Joel A. Aronowitz

“Fat grafting with or without stem cells may turn out to be an effective treatment for hair loss,” he said.

“It represents an opportunity for incorporation of hair restoration in a plastic surgery practice if results of our study and others demonstrate rigorous evidence that fat grafting and fat grafting with stem cells result in improved hair regrowth.”

An ongoing phase 2 FDA-approved STYLE 6-month study sponsored by Kerastem conducted by Aronowitz and colleagues has enrolled 70 patients with pattern hair loss at four sites.

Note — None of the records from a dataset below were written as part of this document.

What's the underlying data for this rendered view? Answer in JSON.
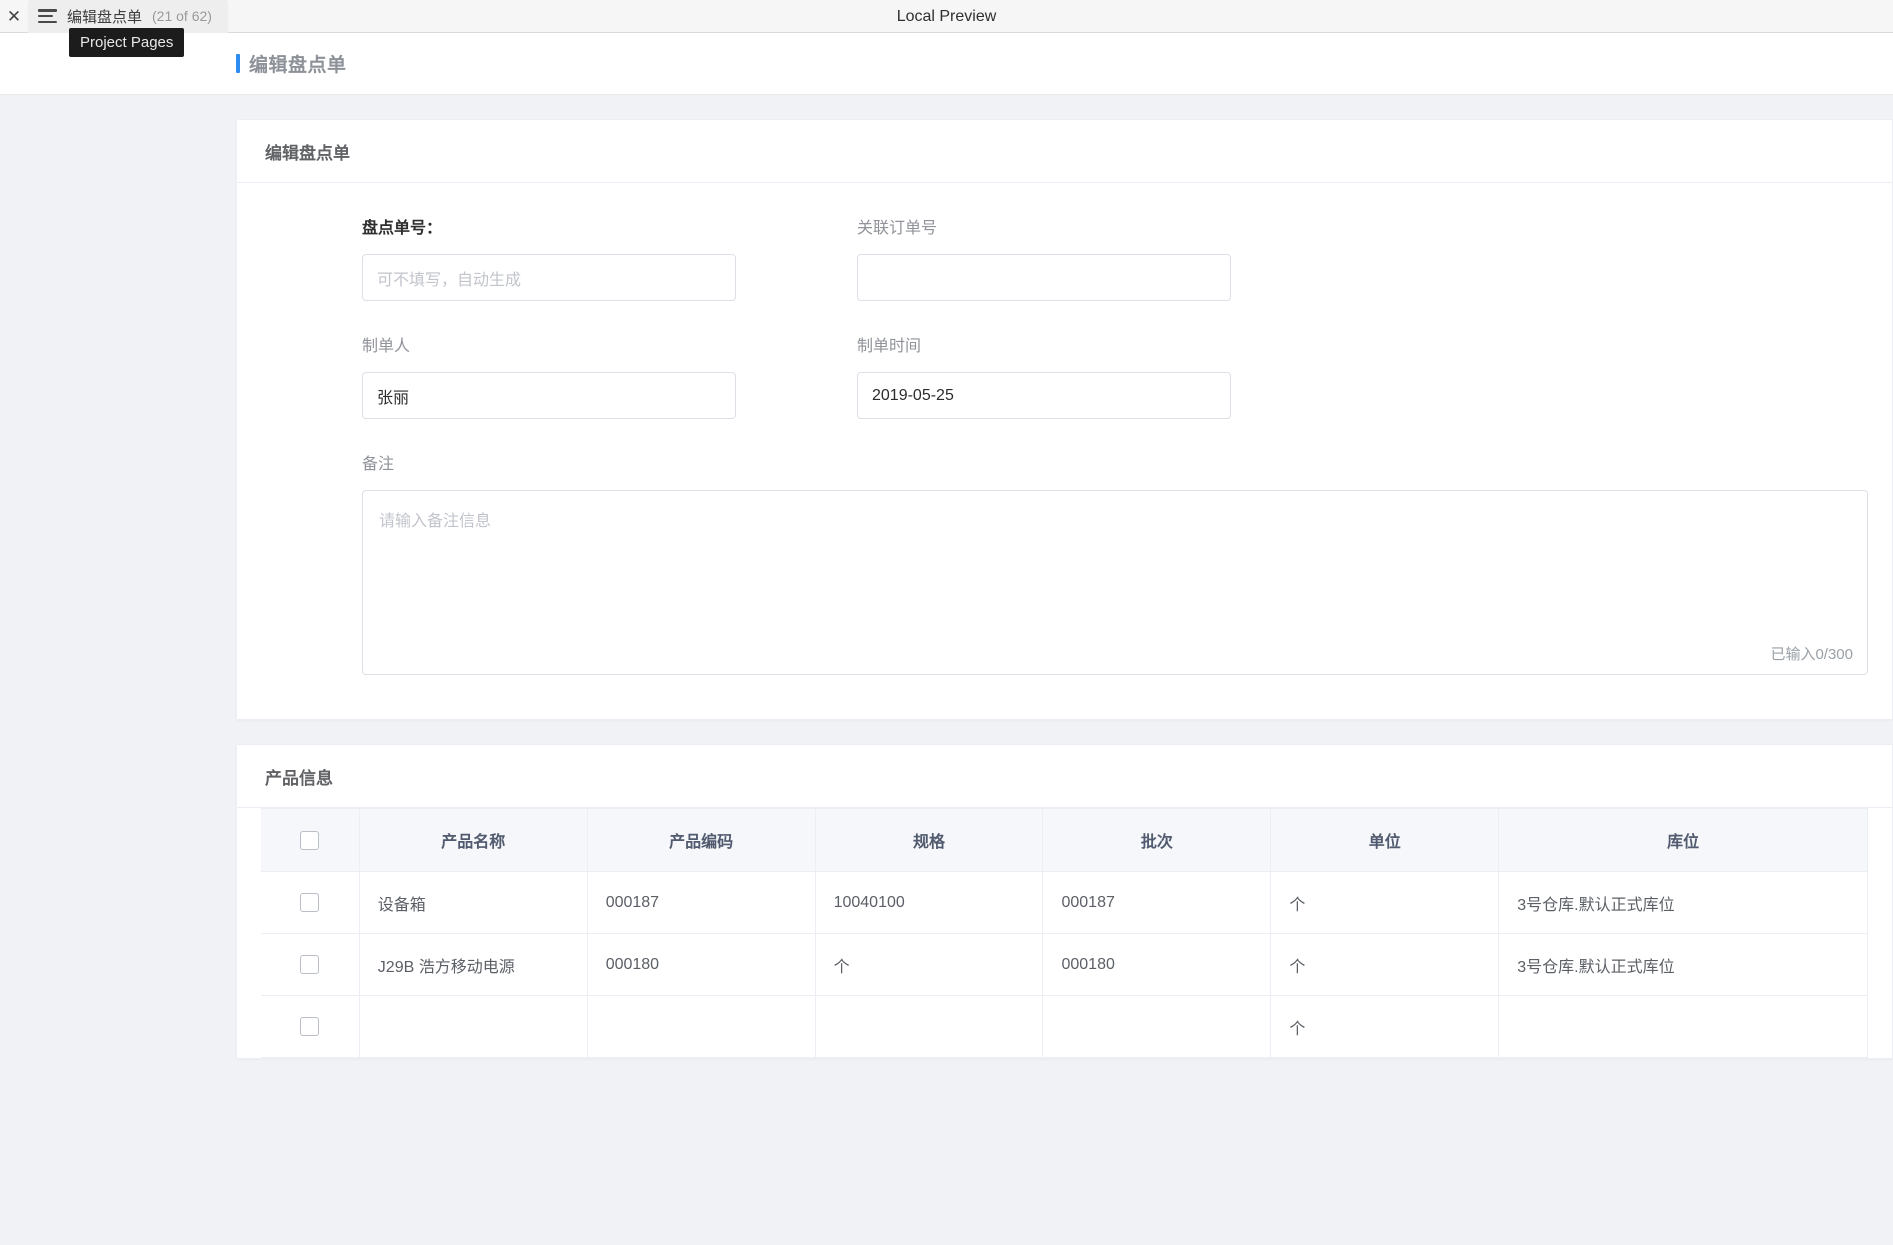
{
  "topbar": {
    "close_icon": "close-icon",
    "menu_icon": "hamburger-menu-icon",
    "tab_title": "编辑盘点单",
    "tab_count": "(21 of 62)",
    "preview_label": "Local Preview",
    "tooltip": "Project Pages"
  },
  "page_header": {
    "title": "编辑盘点单",
    "accent_color": "#2d8cf0"
  },
  "form_card": {
    "title": "编辑盘点单",
    "fields": {
      "order_no": {
        "label": "盘点单号：",
        "value": "",
        "placeholder": "可不填写，自动生成"
      },
      "related_order_no": {
        "label": "关联订单号",
        "value": "",
        "placeholder": ""
      },
      "creator": {
        "label": "制单人",
        "value": "张丽",
        "placeholder": ""
      },
      "create_time": {
        "label": "制单时间",
        "value": "2019-05-25",
        "placeholder": ""
      },
      "remark": {
        "label": "备注",
        "value": "",
        "placeholder": "请输入备注信息",
        "counter": "已输入0/300"
      }
    }
  },
  "product_card": {
    "title": "产品信息",
    "table": {
      "select_all_checkbox": "unchecked",
      "columns": [
        "",
        "产品名称",
        "产品编码",
        "规格",
        "批次",
        "单位",
        "库位"
      ],
      "rows": [
        {
          "checked": false,
          "name": "设备箱",
          "code": "000187",
          "spec": "10040100",
          "batch": "000187",
          "unit": "个",
          "location": "3号仓库.默认正式库位"
        },
        {
          "checked": false,
          "name": "J29B 浩方移动电源",
          "code": "000180",
          "spec": "个",
          "batch": "000180",
          "unit": "个",
          "location": "3号仓库.默认正式库位"
        },
        {
          "checked": false,
          "name": "",
          "code": "",
          "spec": "",
          "batch": "",
          "unit": "个",
          "location": ""
        }
      ]
    }
  }
}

Early results demonstrate a significant improvement and a very low morbidity for grafting fat in the scalp, Aronowitz said.

The study is being conducted based on the success of a preliminary study in Europe that enrolled nine patients (eight men and one woman) with pattern hair loss.

In the preliminary study also sponsored Kerastem, lipoaspirate harvested from each patient was separated with one portion being purified by the Puregraft system (Puregraft), and the other portion was digested to obtain concentrated stromal vascular fraction (SVF) cells. The patients were treated by autologous fat transplantation, utilizing the gathered SVF by injection into the affected areas of the scalp, according to the researchers.

A trichoscan analysis at 6 months, with three patients lost to follow-up, revealed an average 14% increase in hair count compared with baseline (P = .01), or a mean difference of 28 hairs. In addition, the researchers observed a 34% average increase in the anagen percentage. At 6 months’ follow-up, individuals with Grade I-IV hair loss (n = 5) showed an average increase in hair count of 17% (P = .02), which translated into a mean difference of 30 hairs.

“Fat grafting is a promising alternative to hair grafts and medication for male and female hair restoration,” Aronowitz said.

Aronowitz expects results of the STYLE study to be released by early to mid-2017.  by Talitha Bennett and Bruce Thiel

Disclosure: Aronowitz reports no relevant financial disclosures.


Aronowitz JA, et al. Stromal Vascular Fraction Enhanced Adipose Transplantation in Hair Loss: Early Experience & Active Phase II FDA Investigation. Presented at: Plastic Surgery The Meeting; Sept. 23-27, 2016; Los Angeles.